MATERIAL SUPPLIED.
________________________________________
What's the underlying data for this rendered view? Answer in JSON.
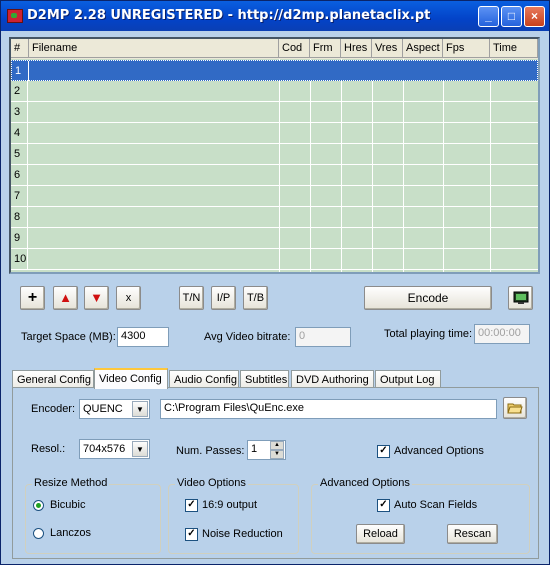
{
  "title": "D2MP 2.28 UNREGISTERED - http://d2mp.planetaclix.pt",
  "window_buttons": {
    "minimize": "_",
    "maximize": "□",
    "close": "×"
  },
  "grid": {
    "columns": [
      "#",
      "Filename",
      "Cod",
      "Frm",
      "Hres",
      "Vres",
      "Aspect",
      "Fps",
      "Time"
    ],
    "rows": [
      "1",
      "2",
      "3",
      "4",
      "5",
      "6",
      "7",
      "8",
      "9",
      "10"
    ],
    "selected_row": "1"
  },
  "toolbar": {
    "add": "+",
    "up": "▲",
    "down": "▼",
    "remove": "x",
    "tn": "T/N",
    "ip": "I/P",
    "tb": "T/B",
    "encode": "Encode"
  },
  "target_space_label": "Target Space (MB):",
  "target_space_value": "4300",
  "avg_bitrate_label": "Avg Video bitrate:",
  "avg_bitrate_value": "0",
  "total_time_label": "Total playing time:",
  "total_time_value": "00:00:00",
  "tabs": [
    "General Config",
    "Video Config",
    "Audio Config",
    "Subtitles",
    "DVD Authoring",
    "Output Log"
  ],
  "active_tab": "Video Config",
  "video": {
    "encoder_label": "Encoder:",
    "encoder_value": "QUENC",
    "encoder_path": "C:\\Program Files\\QuEnc.exe",
    "resol_label": "Resol.:",
    "resol_value": "704x576",
    "passes_label": "Num. Passes:",
    "passes_value": "1",
    "advanced_options_label": "Advanced Options",
    "advanced_options_checked": true,
    "resize": {
      "label": "Resize Method",
      "bicubic": "Bicubic",
      "lanczos": "Lanczos",
      "selected": "Bicubic"
    },
    "video_options": {
      "label": "Video Options",
      "aspect169": "16:9 output",
      "aspect169_checked": true,
      "noise": "Noise Reduction",
      "noise_checked": true
    },
    "advanced": {
      "label": "Advanced Options",
      "autoscan": "Auto Scan Fields",
      "autoscan_checked": true,
      "reload": "Reload",
      "rescan": "Rescan"
    }
  }
}
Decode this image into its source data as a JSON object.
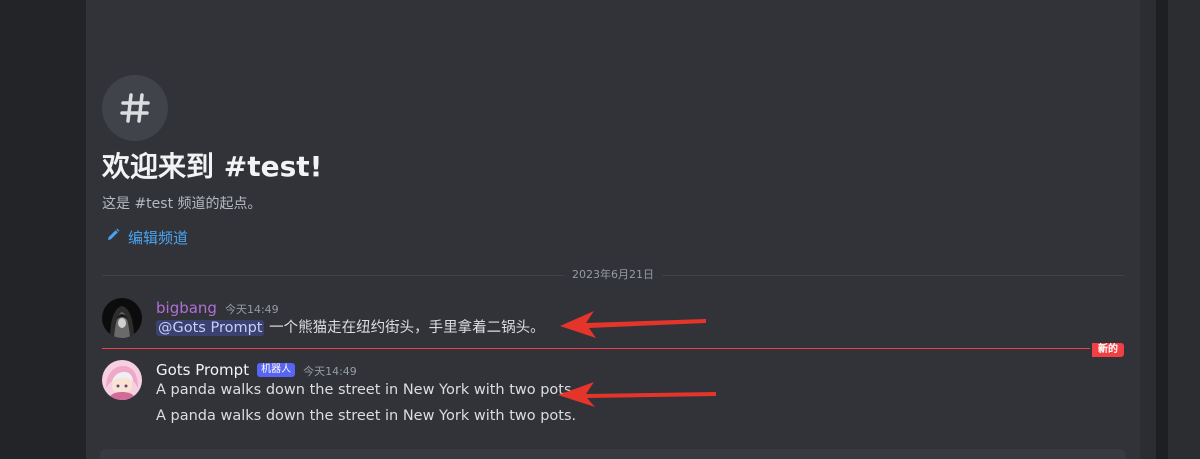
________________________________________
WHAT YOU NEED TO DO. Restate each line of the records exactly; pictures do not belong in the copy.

OUTPUT OF THE EXERCISE.
What's the underlying data for this rendered view? Answer in JSON.
{
  "title": "D2MP 2.28 UNREGISTERED - http://d2mp.planetaclix.pt",
  "window_buttons": {
    "minimize": "_",
    "maximize": "□",
    "close": "×"
  },
  "grid": {
    "columns": [
      "#",
      "Filename",
      "Cod",
      "Frm",
      "Hres",
      "Vres",
      "Aspect",
      "Fps",
      "Time"
    ],
    "rows": [
      "1",
      "2",
      "3",
      "4",
      "5",
      "6",
      "7",
      "8",
      "9",
      "10"
    ],
    "selected_row": "1"
  },
  "toolbar": {
    "add": "+",
    "up": "▲",
    "down": "▼",
    "remove": "x",
    "tn": "T/N",
    "ip": "I/P",
    "tb": "T/B",
    "encode": "Encode"
  },
  "target_space_label": "Target Space (MB):",
  "target_space_value": "4300",
  "avg_bitrate_label": "Avg Video bitrate:",
  "avg_bitrate_value": "0",
  "total_time_label": "Total playing time:",
  "total_time_value": "00:00:00",
  "tabs": [
    "General Config",
    "Video Config",
    "Audio Config",
    "Subtitles",
    "DVD Authoring",
    "Output Log"
  ],
  "active_tab": "Video Config",
  "video": {
    "encoder_label": "Encoder:",
    "encoder_value": "QUENC",
    "encoder_path": "C:\\Program Files\\QuEnc.exe",
    "resol_label": "Resol.:",
    "resol_value": "704x576",
    "passes_label": "Num. Passes:",
    "passes_value": "1",
    "advanced_options_label": "Advanced Options",
    "advanced_options_checked": true,
    "resize": {
      "label": "Resize Method",
      "bicubic": "Bicubic",
      "lanczos": "Lanczos",
      "selected": "Bicubic"
    },
    "video_options": {
      "label": "Video Options",
      "aspect169": "16:9 output",
      "aspect169_checked": true,
      "noise": "Noise Reduction",
      "noise_checked": true
    },
    "advanced": {
      "label": "Advanced Options",
      "autoscan": "Auto Scan Fields",
      "autoscan_checked": true,
      "reload": "Reload",
      "rescan": "Rescan"
    }
  }
}
Decode this image into its source data as a JSON object.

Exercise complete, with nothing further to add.